The film came to be in 2014 from a project with the same name that addressed issues related to the theme, seeking to sensitize society and attract their attention to human rights. From this idea, places that hosted such struggles and achievements in São Paulo were selected and cataloged on a digital platform (, which georeferences and presents tour itineraries by region and theme. For each selected landmark, there are reference texts, photographs and testimonies of journalists and social activists. The system also allows new locations to be added and thus encompass even more achievements.

Among the movements and fights presented both in the video and on the platform there are: Marcha das Vadias, Unified Black Movement (Movimento Negro Unificado), CUT, Osasco Strikes, LGBT Parade, Justice and Peace Commission, UNEAFRO, Carandiru Massacre, ‘Battle of Maria Antônia’, Women's Union of São Paulo, Brasil Mulher, Tenondé Porã Indigenous Lands, Oboré, Ecumenical Act of 1975 in honor of Vladimir Herzog, Federal Public Ministry's Exposition ‘(Re) Knowing... To Never Forget!’ (‘(Re) Conhecer... Para Nunca Esquecer!’), Center for the Study of Violence (NEV), Demonstrations of June 2013, MMC, Kantuta Square and the Immigrants' March, ‘Sarau do Binho’ and the Assembly for the right to vote in the Anhangabaú Valley in the 1980s.

Production and direction

The choice of Imagina Coletivo, a non-profit organization, and Tiago Pereira for the production and direction of the documentary is in tune with the transforming character that the film seeks to have.

Pereira began his story in filming together with the birth of Imagina Coletivo, when the project Imagina na Copa was launched. It existed between 2012 and 2014. At that time, 75 web documentaries were produced in all 27 Brazilian states, telling stories of young people that act as transformers. He has also directed the short film Rolezinhos, which won as best film in the Social Vision category of the 2014 Entretodos Festival, and produced the film Guardiões de Santa Rosa in partnership with the Futura Channel.

Imagina Coletivo is currently working with social content production in different languages - workshops, courses and facilitation of meetings, and advice on mobilization, engagement and social entrepreneurship.

Financing and partnertships

The ‘Human Rights Mapping’ project was contemplated in the 2013 contest of USP’s Dean for Culture and University Extension, which financed the initiative, and had partnerships with the Maria Antonia University Center and the Federal Public Ministry.
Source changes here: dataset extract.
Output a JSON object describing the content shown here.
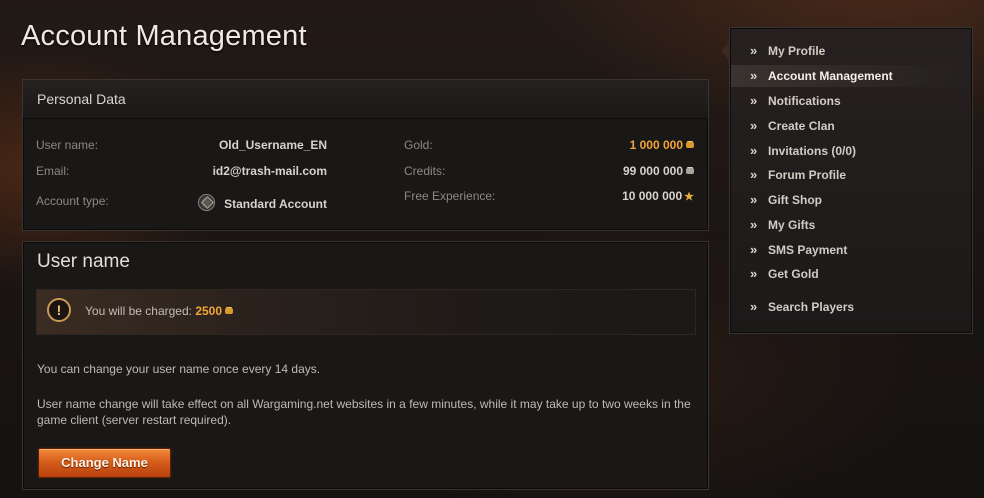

The recording of the testimonies was done with the support of TV Alesp (Legislative Assembly of the State of São Paulo), and the visual identity was developed by the 2012 group of Advertising of USP’s School of Communications and Arts (ECA), under the guidance of Professor Dorinho Bastos.

The Coordination for the Improvement of Higher Education Personnel (CAPES), the Hannah Arendt Studies Center, the Rubens Paiva State Truth Commission of São Paulo, the Department of Political Science of USP’s Faculty of Philosophy, Languages and Literature, and Human Sciences (FFLCH), and USP’s Postgraduate Program In Political Science have also supported the activities.